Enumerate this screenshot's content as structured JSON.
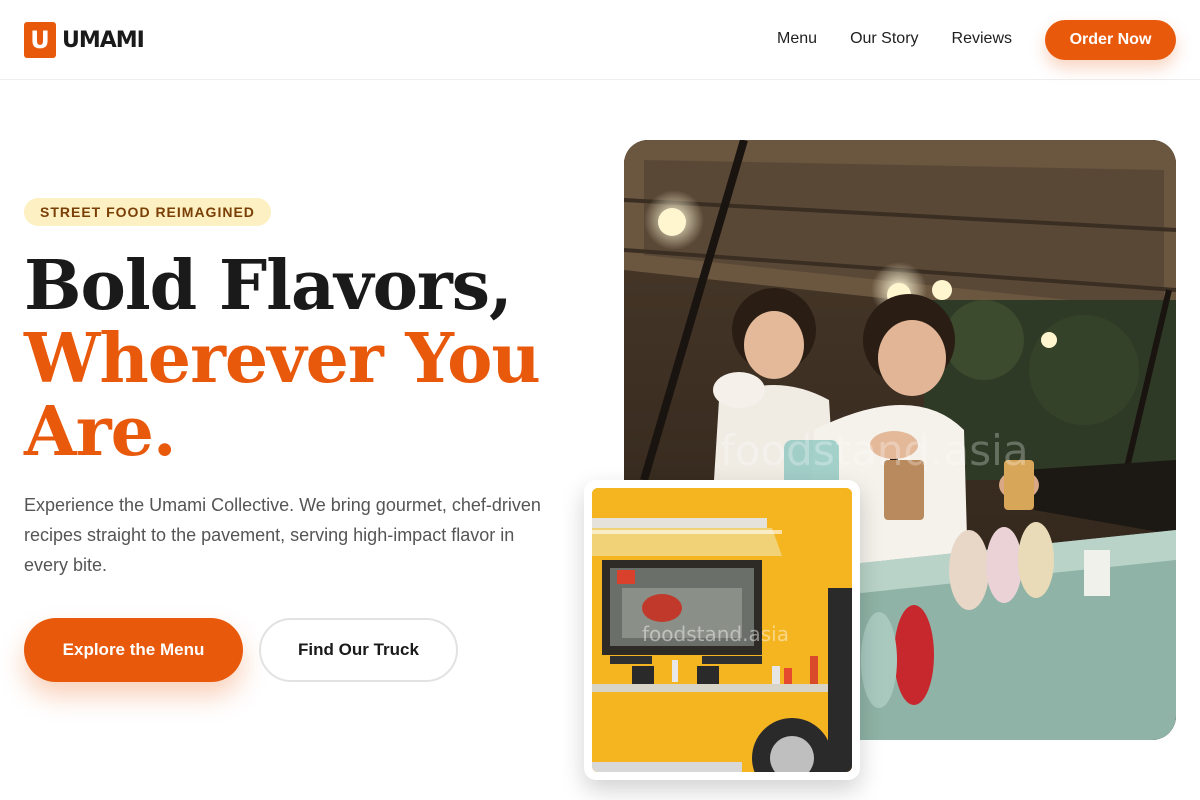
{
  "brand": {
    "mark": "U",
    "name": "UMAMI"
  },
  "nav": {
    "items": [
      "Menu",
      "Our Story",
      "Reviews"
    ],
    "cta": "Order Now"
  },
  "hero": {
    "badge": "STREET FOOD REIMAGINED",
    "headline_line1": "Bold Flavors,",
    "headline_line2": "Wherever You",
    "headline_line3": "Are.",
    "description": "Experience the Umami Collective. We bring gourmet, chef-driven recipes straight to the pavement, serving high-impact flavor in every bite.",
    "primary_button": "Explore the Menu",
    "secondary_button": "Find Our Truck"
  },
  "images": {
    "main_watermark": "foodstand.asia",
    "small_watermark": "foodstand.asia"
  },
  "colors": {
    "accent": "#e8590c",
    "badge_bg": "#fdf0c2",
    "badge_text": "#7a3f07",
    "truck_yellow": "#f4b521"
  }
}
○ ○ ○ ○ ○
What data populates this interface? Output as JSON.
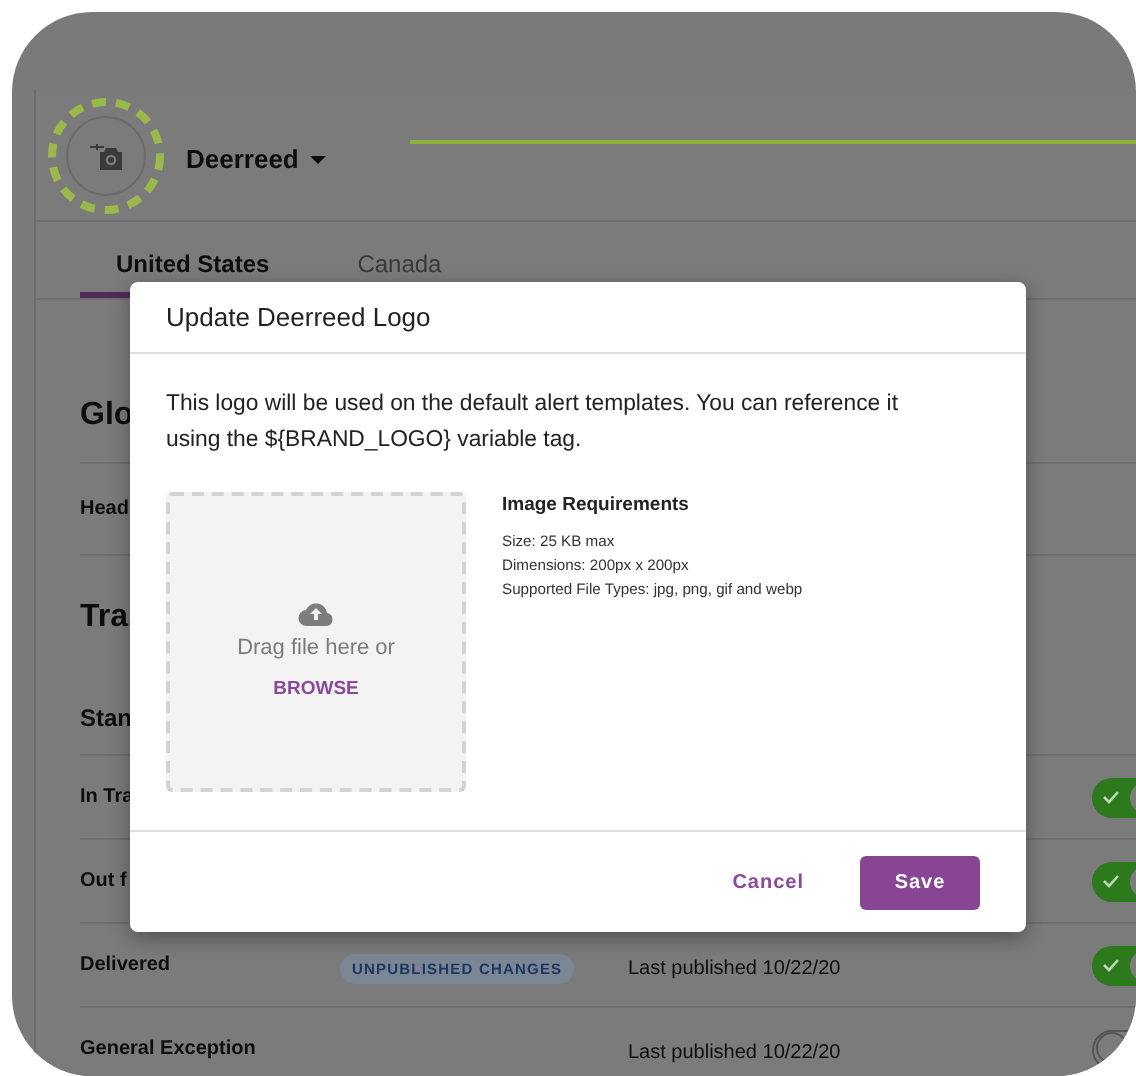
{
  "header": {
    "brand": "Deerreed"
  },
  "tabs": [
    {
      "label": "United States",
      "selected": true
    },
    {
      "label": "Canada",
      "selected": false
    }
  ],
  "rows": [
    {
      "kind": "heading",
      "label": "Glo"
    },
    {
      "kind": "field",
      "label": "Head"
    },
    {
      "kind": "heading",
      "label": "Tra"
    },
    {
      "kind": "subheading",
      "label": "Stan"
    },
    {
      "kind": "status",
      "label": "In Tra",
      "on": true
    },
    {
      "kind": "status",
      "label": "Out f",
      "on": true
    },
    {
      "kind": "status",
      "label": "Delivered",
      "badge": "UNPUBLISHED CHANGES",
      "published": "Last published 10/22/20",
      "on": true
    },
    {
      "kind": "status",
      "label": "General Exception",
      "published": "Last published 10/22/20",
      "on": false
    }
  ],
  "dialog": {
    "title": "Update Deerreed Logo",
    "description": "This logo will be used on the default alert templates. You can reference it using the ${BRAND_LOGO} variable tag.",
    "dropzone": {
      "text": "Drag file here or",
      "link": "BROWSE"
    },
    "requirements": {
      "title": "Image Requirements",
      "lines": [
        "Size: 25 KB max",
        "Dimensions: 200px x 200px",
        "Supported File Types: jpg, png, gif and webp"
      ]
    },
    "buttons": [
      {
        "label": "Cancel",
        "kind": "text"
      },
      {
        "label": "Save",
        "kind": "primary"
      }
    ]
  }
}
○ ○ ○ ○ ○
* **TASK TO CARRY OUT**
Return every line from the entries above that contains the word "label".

* **RESULT**
      "label": "United States",
      "label": "Canada",
      "label": "Glo"
      "label": "Head"
      "label": "Tra"
      "label": "Stan"
      "label": "In Tra",
      "label": "Out f",
      "label": "Delivered",
      "label": "General Exception",
        "label": "Cancel",
        "label": "Save",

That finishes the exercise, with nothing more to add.